Consider this: wherever you are right now may be completely uprooted and transformed 12 months from now. Christmas may seem like it is full of immutable traditions that fill up the days in December year after year, but nothing is permanent.
Mother nature often reminds us of that, if not fate itself. Last year, I thought Christmas would be spent in Thailand. Hot weather, flip flops and juicy mangosteens. I’d miss times spent hitting the slopes of Nagano, Japan, but being in Thailand and not being cold for hours of the day in non-insulated rice-paper thin homes would make up for it.
Uprooted and then re-rooted back to the homeland: Canada. I found myself back in the town I was raised in the beginning of December 2013. There wasn’t as much snow as there is this year but it was still winter, and cold. I wasn’t impressed at first by this unexpected change of fate, and yet I had no choice but to embrace it.
Christmas spent with my family, and with nuanced traditions that shift with time and with people brought into and taken away from our lives. I have always tried to come home for the festivities at least every other year, and it’s my favourite occasion to spend quality time with family.

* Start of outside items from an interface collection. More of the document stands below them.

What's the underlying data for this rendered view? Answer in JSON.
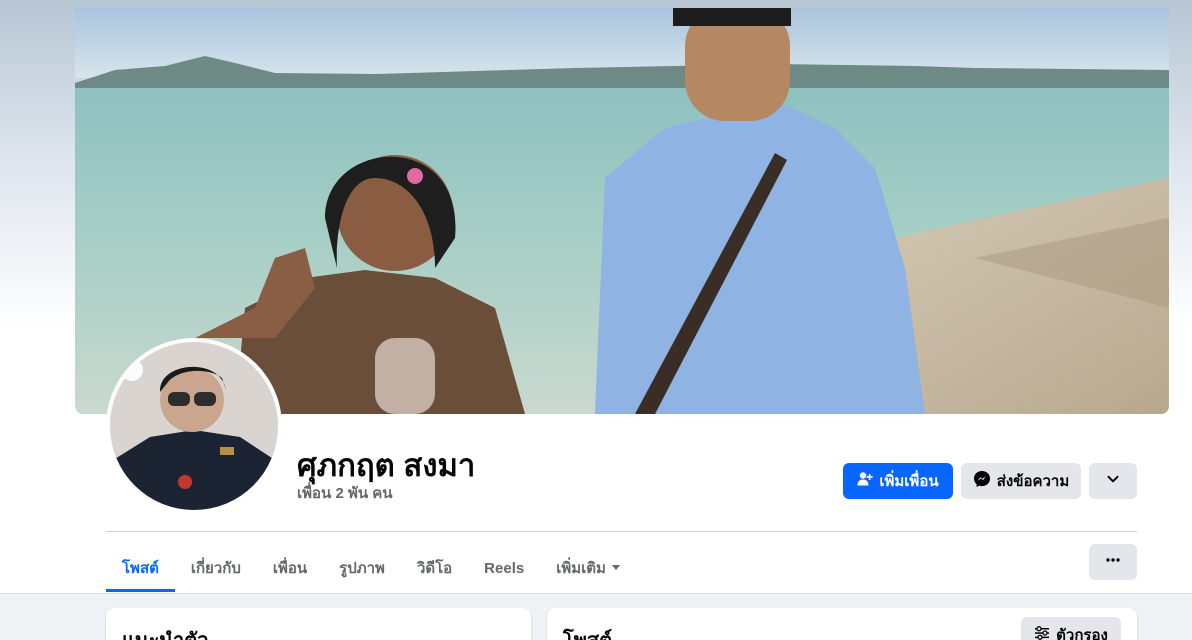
{
  "profile": {
    "name": "ศุภกฤต สงมา",
    "friends_count": "เพื่อน 2 พัน คน"
  },
  "actions": {
    "add_friend": "เพิ่มเพื่อน",
    "message": "ส่งข้อความ"
  },
  "tabs": [
    {
      "label": "โพสต์",
      "active": true
    },
    {
      "label": "เกี่ยวกับ",
      "active": false
    },
    {
      "label": "เพื่อน",
      "active": false
    },
    {
      "label": "รูปภาพ",
      "active": false
    },
    {
      "label": "วิดีโอ",
      "active": false
    },
    {
      "label": "Reels",
      "active": false
    },
    {
      "label": "เพิ่มเติม",
      "active": false
    }
  ],
  "intro": {
    "title": "แนะนำตัว"
  },
  "posts": {
    "title": "โพสต์",
    "filter_label": "ตัวกรอง"
  },
  "colors": {
    "accent": "#0866ff",
    "secondary_button": "#e4e6eb",
    "muted_text": "#65676b",
    "page_background": "#f0f2f5"
  },
  "icons": {
    "add_friend": "person-add-icon",
    "message": "messenger-icon",
    "dropdown": "chevron-down-icon",
    "more": "ellipsis-icon",
    "tab_more": "caret-down-icon",
    "filter": "sliders-icon"
  }
}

This year mother nature has thrown in her two-cents and left an impression
on many of the people in Ontario. The ice storm and resulting power outages have left many homes without power over the holidays. Some are having what the media is calling a “black Christmas” as a result of this “catastrophe”.
The ice storm has felled trees and damaged power lines. It’s a bit of a mess, but a catastrophe? Not really. If anything, it’s given people a taste of how mutable we are. Reliant on electricity for everything: it powers our smart phones, it’s used for cooking, it warms and lights the home, etc. We realize how fortunate we are to be able to rely on electricity –most of the time.
Last year, I spent from September to November in northern India and Nepal. Power is an unreliable privilege that flickers in and out during the hours of the day. It’s preferable to keep a head lamp handy in case you’re caught in the dark during an evening solar-power-heated shower or wandering through unlit streets trying to buy pomegranates from scamming fruit sellers.
Electricity, insulation and family are all things that I’m grateful for this year. Luckily, the power returned to my parent’s home on Dec. 24th, just in time to prepare for our annual Christmas Eve party.
Instead of cursing the ice storm, take advantage of the rare beauty it left behind. Beauty in the wreckage of broken branches and the sound of the weight that pressures the branches that crack in the wind. The sound of ice as it shatters like glass on the icy surface of the ground. Spot the squirrels carrying acorns or crap apples that have frozen into ice balls.
The way the sun hits the layers of ice on the branches of trees, it makes eachstreet look like it belongs locked in a perfect scene set inside a snow globe.
Merry Christmas and Happy Holidays to all my friends and family in the world. I hope that wherever you are the world it is just as beautiful for you as it is here in Ontario.